= What is required =
Down to the final line, return the records unchanged.

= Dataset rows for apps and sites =
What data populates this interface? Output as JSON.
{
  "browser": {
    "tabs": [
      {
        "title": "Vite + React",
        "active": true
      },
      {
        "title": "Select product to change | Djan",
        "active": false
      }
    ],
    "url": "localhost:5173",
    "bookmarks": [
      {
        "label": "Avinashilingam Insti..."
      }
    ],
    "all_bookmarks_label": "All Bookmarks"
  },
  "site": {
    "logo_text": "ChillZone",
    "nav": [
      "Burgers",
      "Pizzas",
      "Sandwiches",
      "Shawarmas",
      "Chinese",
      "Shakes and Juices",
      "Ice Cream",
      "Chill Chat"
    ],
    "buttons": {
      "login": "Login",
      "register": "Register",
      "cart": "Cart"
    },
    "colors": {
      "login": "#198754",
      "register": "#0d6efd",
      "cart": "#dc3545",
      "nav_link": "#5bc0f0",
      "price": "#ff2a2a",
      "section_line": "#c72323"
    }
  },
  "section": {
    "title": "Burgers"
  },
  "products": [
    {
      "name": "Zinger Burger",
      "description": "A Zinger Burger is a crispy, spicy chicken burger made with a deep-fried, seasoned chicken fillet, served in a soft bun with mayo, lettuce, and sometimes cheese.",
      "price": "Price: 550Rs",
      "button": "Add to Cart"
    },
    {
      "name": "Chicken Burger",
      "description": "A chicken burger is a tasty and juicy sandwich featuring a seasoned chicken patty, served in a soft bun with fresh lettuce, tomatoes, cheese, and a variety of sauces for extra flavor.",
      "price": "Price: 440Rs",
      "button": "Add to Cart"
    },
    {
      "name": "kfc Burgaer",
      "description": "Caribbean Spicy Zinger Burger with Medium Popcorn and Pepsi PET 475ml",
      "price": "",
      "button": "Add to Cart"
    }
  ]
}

= Task answer =
What data populates this interface? Output as JSON.
{
  "browser": {
    "tabs": [
      {
        "title": "Vite + React",
        "active": true
      },
      {
        "title": "Select product to change | Djan",
        "active": false
      }
    ],
    "url": "localhost:5173",
    "bookmarks": [
      {
        "label": "Avinashilingam Insti..."
      }
    ],
    "all_bookmarks_label": "All Bookmarks"
  },
  "site": {
    "logo_text": "ChillZone",
    "nav": [
      "Burgers",
      "Pizzas",
      "Sandwiches",
      "Shawarmas",
      "Chinese",
      "Shakes and Juices",
      "Ice Cream",
      "Chill Chat"
    ],
    "buttons": {
      "login": "Login",
      "register": "Register",
      "cart": "Cart"
    },
    "colors": {
      "login": "#198754",
      "register": "#0d6efd",
      "cart": "#dc3545",
      "nav_link": "#5bc0f0",
      "price": "#ff2a2a",
      "section_line": "#c72323"
    }
  },
  "section": {
    "title": "Burgers"
  },
  "products": [
    {
      "name": "Zinger Burger",
      "description": "A Zinger Burger is a crispy, spicy chicken burger made with a deep-fried, seasoned chicken fillet, served in a soft bun with mayo, lettuce, and sometimes cheese.",
      "price": "Price: 550Rs",
      "button": "Add to Cart"
    },
    {
      "name": "Chicken Burger",
      "description": "A chicken burger is a tasty and juicy sandwich featuring a seasoned chicken patty, served in a soft bun with fresh lettuce, tomatoes, cheese, and a variety of sauces for extra flavor.",
      "price": "Price: 440Rs",
      "button": "Add to Cart"
    },
    {
      "name": "kfc Burgaer",
      "description": "Caribbean Spicy Zinger Burger with Medium Popcorn and Pepsi PET 475ml",
      "price": "",
      "button": "Add to Cart"
    }
  ]
}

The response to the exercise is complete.